Red is linked to blood, power, heat and fire, pain and courage. This is a color not only with expressive associations for our perception, but also with a historical endorsement that relates it to the most notorious revolutionary processes in history such as the Russian and Chinese revolutions, with red being the predominant color of their respective flags. And red has been precisely the chromatic nuance with the greatest visual weight in the works that make up the October (2019) series, by photographer William Riera, while red becomes the common thread of a discourse that aims to accentuate the importance of certain elements in composition, which is not a gratuity of the artist, but rather a forced foot for interpretation.
These works house the nostalgic symbiosis of a subject who remembers his past through the experiences of the present. They are a personal travel blog in which the longings for a time that he lived and felt in body and soul merge from the strong presence and significance that Russia had for Cuban culture and society, now nuanced by a contemporary sensibility that is linked to the life experience of a high percentage of Cubans who will also find in these images the evocation of a latent past: VEF radios, the most sympathetic and expressive toys, the loud Russian alarm clocks, cartoons, and a whole range varied of objects and remembrances that have lasted until today as vestiges of a past time.

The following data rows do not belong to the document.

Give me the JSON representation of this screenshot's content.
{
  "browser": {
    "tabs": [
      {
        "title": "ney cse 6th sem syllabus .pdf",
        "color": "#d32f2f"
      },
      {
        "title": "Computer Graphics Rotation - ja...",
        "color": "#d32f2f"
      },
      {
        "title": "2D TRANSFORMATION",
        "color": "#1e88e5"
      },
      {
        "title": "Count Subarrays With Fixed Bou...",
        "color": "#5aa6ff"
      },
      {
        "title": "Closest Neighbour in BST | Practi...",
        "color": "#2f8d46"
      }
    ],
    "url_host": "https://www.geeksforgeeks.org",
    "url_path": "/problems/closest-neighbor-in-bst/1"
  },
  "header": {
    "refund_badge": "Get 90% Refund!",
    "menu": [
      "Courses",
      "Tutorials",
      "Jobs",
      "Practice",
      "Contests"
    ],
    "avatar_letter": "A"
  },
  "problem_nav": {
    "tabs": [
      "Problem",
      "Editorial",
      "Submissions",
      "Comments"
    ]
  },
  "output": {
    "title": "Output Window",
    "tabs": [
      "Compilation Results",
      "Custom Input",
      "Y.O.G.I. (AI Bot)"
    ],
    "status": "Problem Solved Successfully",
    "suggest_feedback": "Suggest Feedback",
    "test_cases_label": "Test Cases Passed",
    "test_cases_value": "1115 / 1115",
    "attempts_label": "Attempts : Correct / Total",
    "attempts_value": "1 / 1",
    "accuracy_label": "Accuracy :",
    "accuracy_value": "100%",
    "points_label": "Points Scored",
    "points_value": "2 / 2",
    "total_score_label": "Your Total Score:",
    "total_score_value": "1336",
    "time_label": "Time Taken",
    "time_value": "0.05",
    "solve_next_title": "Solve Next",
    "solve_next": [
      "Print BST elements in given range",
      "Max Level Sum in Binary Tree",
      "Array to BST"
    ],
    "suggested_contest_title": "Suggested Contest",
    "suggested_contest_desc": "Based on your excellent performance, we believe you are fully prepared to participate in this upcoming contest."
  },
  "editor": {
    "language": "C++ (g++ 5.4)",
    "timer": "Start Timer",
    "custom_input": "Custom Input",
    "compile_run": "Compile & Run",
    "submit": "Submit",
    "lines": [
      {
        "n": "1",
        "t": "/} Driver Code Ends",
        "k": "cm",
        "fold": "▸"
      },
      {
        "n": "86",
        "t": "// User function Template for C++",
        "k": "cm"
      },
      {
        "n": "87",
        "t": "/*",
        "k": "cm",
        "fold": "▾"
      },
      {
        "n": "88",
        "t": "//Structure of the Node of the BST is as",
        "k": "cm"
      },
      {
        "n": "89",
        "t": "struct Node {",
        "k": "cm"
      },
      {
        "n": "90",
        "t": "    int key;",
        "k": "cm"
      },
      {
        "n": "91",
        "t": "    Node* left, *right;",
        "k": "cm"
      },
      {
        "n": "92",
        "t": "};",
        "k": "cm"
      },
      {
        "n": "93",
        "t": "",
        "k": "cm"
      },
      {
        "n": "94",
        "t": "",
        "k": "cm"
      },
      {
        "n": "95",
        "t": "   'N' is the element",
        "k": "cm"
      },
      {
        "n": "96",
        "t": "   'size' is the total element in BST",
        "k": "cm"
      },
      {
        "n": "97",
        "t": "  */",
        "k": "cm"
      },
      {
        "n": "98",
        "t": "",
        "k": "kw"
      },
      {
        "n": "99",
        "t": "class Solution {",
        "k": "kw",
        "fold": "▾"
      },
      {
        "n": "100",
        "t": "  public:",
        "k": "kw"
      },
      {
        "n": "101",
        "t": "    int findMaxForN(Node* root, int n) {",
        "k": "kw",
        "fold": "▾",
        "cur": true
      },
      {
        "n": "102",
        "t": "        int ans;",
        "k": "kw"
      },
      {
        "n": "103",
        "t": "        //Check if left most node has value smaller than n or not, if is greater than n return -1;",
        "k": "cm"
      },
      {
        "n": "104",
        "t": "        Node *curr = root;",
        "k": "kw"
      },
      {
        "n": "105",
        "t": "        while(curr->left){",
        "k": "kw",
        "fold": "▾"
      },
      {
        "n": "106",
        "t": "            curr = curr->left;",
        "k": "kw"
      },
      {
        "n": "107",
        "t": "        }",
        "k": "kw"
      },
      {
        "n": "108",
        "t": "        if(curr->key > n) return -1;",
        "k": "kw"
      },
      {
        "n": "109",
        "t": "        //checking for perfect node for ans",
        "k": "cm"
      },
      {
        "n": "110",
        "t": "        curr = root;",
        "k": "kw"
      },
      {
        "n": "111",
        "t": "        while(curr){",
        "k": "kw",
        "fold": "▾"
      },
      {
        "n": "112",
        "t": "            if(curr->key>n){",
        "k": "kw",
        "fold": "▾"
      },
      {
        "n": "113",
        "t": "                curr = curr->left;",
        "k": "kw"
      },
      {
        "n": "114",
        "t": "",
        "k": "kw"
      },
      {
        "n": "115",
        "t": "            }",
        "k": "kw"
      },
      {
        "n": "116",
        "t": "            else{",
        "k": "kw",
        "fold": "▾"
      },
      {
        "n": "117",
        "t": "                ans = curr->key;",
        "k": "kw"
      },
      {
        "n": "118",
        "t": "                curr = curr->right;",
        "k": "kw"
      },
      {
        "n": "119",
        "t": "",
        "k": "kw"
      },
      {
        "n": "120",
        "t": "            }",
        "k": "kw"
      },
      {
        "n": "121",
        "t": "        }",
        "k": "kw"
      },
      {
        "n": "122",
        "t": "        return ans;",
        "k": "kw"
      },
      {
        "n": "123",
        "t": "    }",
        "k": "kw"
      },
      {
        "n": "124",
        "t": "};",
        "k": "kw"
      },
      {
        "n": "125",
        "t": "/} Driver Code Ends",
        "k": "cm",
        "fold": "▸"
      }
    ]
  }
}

However, for those younger people who can find in these photographs a certain fascination and distance from the elements that William Riera has captured in his passage through Russia, they will also be able to assimilate in them the identity iconography of a Russia that preserves memories while assuming contemporaneity with dizzying dynamism; in which red manifests its intensity in the present, in addition to constituting a debtor of the national historical tradition. These works are the manifest reflection of a nostalgic and current look, which from an artistic perspective, have struck a chord with their creator.
Yenny Hernández Valdés
Art Historian and Curator
Havana, Cuba. July, 2020